Exercise materials ::
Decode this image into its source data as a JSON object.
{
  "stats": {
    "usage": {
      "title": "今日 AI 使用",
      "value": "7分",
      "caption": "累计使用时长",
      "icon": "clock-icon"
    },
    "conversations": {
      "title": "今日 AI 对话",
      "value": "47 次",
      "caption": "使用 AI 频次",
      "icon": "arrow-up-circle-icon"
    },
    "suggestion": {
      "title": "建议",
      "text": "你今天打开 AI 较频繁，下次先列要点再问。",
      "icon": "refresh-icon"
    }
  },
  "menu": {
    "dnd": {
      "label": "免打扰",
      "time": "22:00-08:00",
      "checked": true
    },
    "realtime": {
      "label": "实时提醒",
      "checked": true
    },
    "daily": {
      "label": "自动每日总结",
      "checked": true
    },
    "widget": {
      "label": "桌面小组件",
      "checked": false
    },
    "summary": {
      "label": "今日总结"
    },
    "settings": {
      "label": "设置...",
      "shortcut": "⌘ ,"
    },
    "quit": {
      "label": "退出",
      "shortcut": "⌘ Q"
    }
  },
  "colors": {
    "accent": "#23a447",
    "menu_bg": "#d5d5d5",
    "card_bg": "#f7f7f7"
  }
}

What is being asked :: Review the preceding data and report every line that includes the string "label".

The answer ::
      "label": "免打扰",
      "label": "实时提醒",
      "label": "自动每日总结",
      "label": "桌面小组件",
      "label": "今日总结"
      "label": "设置...",
      "label": "退出",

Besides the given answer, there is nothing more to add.